All Army Report, Part II: Rifle EIC Matches
One thing I forgot to mention in the first part of this report: even though I know that folks shoot at 600 yard targets with iron sights at Camp Perry and other High Power Matches, the thought of shooting at targets at distances over 300m without optics seemed crazy to me. Now I know that, not only is it doable, but even a schlub like myself can hit with half his shots out to at least 500 yards. Although I will add the caveat that the targets in this case were E-types (human torso) on a 6' square white background-ideal for shooting. For hitting an actual person against any sort of real-life background, I'd highly recommend optics.
During the rifle phase of the competition, we fired 5 individual matches plus two team matches. (Actually, I only fired the individual matches, since our team took 6 members, but only 4 shooters are allowed in the team matches, and, well, my scores placed me at number 5.) The most common course of fire, used for 3 of the individual matches and one team match, was the course used for the Excellence in Competition (EIC) match. This course of fire consisted started out at the 200 yard line with ten rounds, slow fire, off hand, at an F-type target. (Imagine a grand piano, viewed from above, butted up against it's mirror image. The silhouette itself made up the V, 5, and 4 rings, with the 3 and 2 rings extending out beyond onto the white.) After doing short-range marksmanship for the last year, getting into the off-hand position felt like sliding back into my comfort zone-I shot international-style 3 position rifle in college, and the boxer stance used for CQM always feels uncomfortable to me.
Off-hand is followed by 10 more rounds at 200 yards, this time sustained fire, standing alert to sitting (meaning you start out standing, but have to sit to fire), with one reload-the famous M1 Garand 2 and 8 rounds, in 50 seconds. One thing I discovered here is that the most popular variation on the seated position, the cross legged position, is awkward and uncomfortable for tall, lanky fellows like myself. I plan to try out another version, the crossed-ankle position, when we practice this weekend.
Next up is the 300 yard line, 10 rounds (2+8), sustained fire, standing to prone, 60 seconds. Target is still the F-type. Annoyingly, even though this is where I felt most comfortable, my scores here weren't as good as either position at 200. On the plus side, the post personal weapons range goes out to 300 yards, so I can practice (assuming I can squeeze in some range time, and get a sling.)
Finally, the big one. 500 yards, prone, slow fire, 20 rounds. E-type silhouette now, with 5, 4, and 3 rings. If you're not in the black, you're out of luck (and slightly over half the time, I was, although I got my hit percentage up to 50% in the last iteration.) And now, the wind really comes into play.
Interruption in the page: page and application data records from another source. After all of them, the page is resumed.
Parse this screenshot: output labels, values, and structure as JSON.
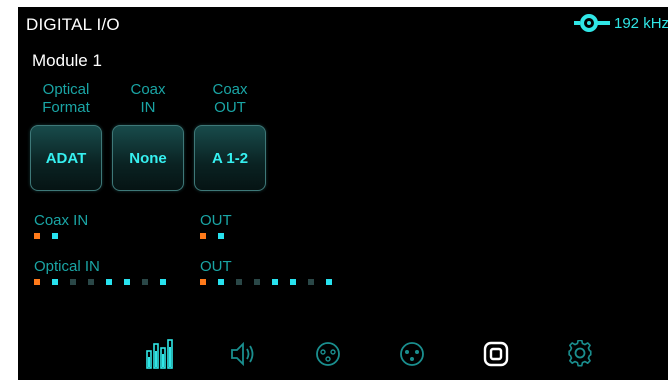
{
  "header": {
    "title": "DIGITAL I/O",
    "sample_rate": "192 kHz"
  },
  "module": {
    "name": "Module 1"
  },
  "columns": [
    {
      "line1": "Optical",
      "line2": "Format",
      "value": "ADAT"
    },
    {
      "line1": "Coax",
      "line2": "IN",
      "value": "None"
    },
    {
      "line1": "Coax",
      "line2": "OUT",
      "value": "A 1-2"
    }
  ],
  "signals": {
    "coax_in": {
      "label": "Coax IN",
      "leds": [
        "orange",
        "on"
      ]
    },
    "coax_out": {
      "label": "OUT",
      "leds": [
        "orange",
        "on"
      ]
    },
    "optical_in": {
      "label": "Optical IN",
      "leds": [
        "orange",
        "on",
        "off",
        "off",
        "on",
        "on",
        "off",
        "on"
      ]
    },
    "optical_out": {
      "label": "OUT",
      "leds": [
        "orange",
        "on",
        "off",
        "off",
        "on",
        "on",
        "off",
        "on"
      ]
    }
  },
  "nav": [
    {
      "icon": "meters-icon",
      "active": true
    },
    {
      "icon": "speaker-icon",
      "active": false
    },
    {
      "icon": "xlr-input-icon",
      "active": false
    },
    {
      "icon": "xlr-output-icon",
      "active": false
    },
    {
      "icon": "digital-io-icon",
      "active": true
    },
    {
      "icon": "gear-icon",
      "active": false
    }
  ],
  "colors": {
    "accent": "#30e6e6",
    "label": "#1aa5a5",
    "led_orange": "#ff7a1a",
    "led_on": "#28e2ef",
    "led_off": "#2a4747",
    "background": "#000000"
  }
}
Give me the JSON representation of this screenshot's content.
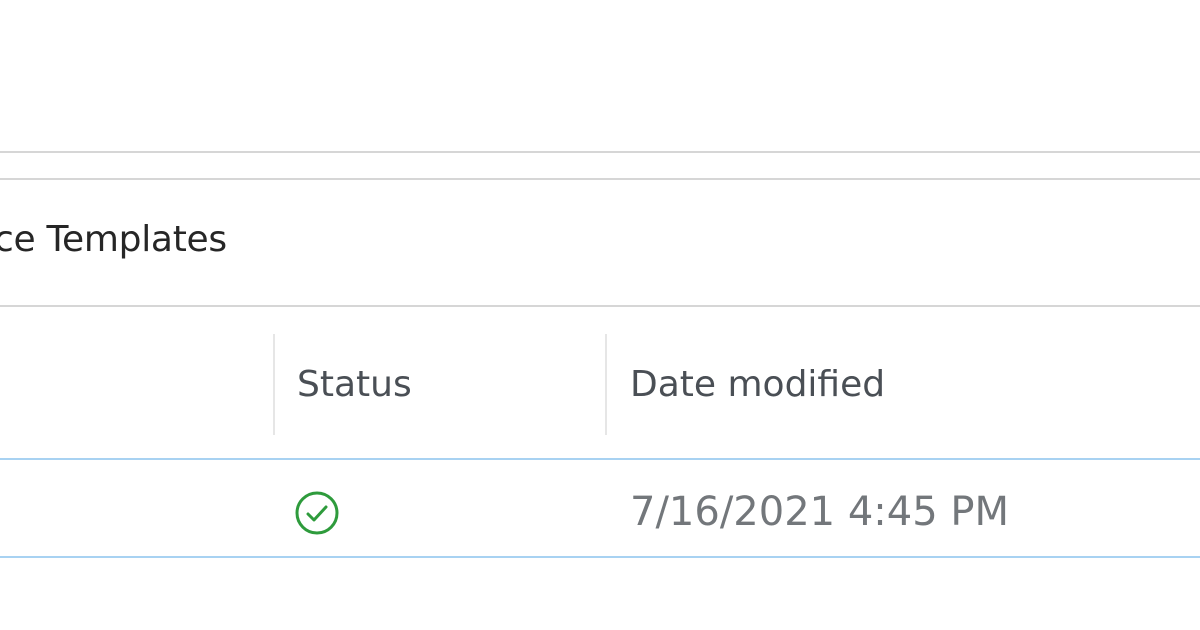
{
  "breadcrumb": {
    "label": "ce Templates"
  },
  "table": {
    "columns": [
      {
        "label": "Status"
      },
      {
        "label": "Date modified"
      }
    ],
    "rows": [
      {
        "status": "synced",
        "status_icon": "check-circle-icon",
        "date_modified": "7/16/2021 4:45 PM"
      }
    ]
  },
  "colors": {
    "status_ok": "#2e9b3c",
    "row_border": "#a8d2f2",
    "divider": "#d6d6d6"
  }
}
Boy did it ever. My 50% the last time was mostly because the wind was mostly dead. McAndrews Range is 65 lanes wide, and once it warms up, quite breezy. And the winds aren't consistent. The flags on either end were almost never the same, and on one occasion, were even pointing directly at each other. When it came to reading the mirage, well, at the top of the berm, it went on way, another at the bottom, and sometimes a different direction at mid-range. Luckily, the winds were generally in the neighborhood of 10 mph or so, but the inconsistency was maddening.
As I alluded to earlier, my scores were no great shakes. 128 (out of 250 possible) on the first time, 123 the second, and 142 on the final match. Which put me about 40 points short of scoring points toward earning a Distinguished Marksman Badge (which requires 30 points, cumulative. 10 points are the max possible per EIC match). Any points at all earns a Bronze Badge, and 20 gets a Silver.
OK, this is taking longer than I thought. I'll have to cover the other two rifle matches-including my favorite, the Audie Murphy, in another post.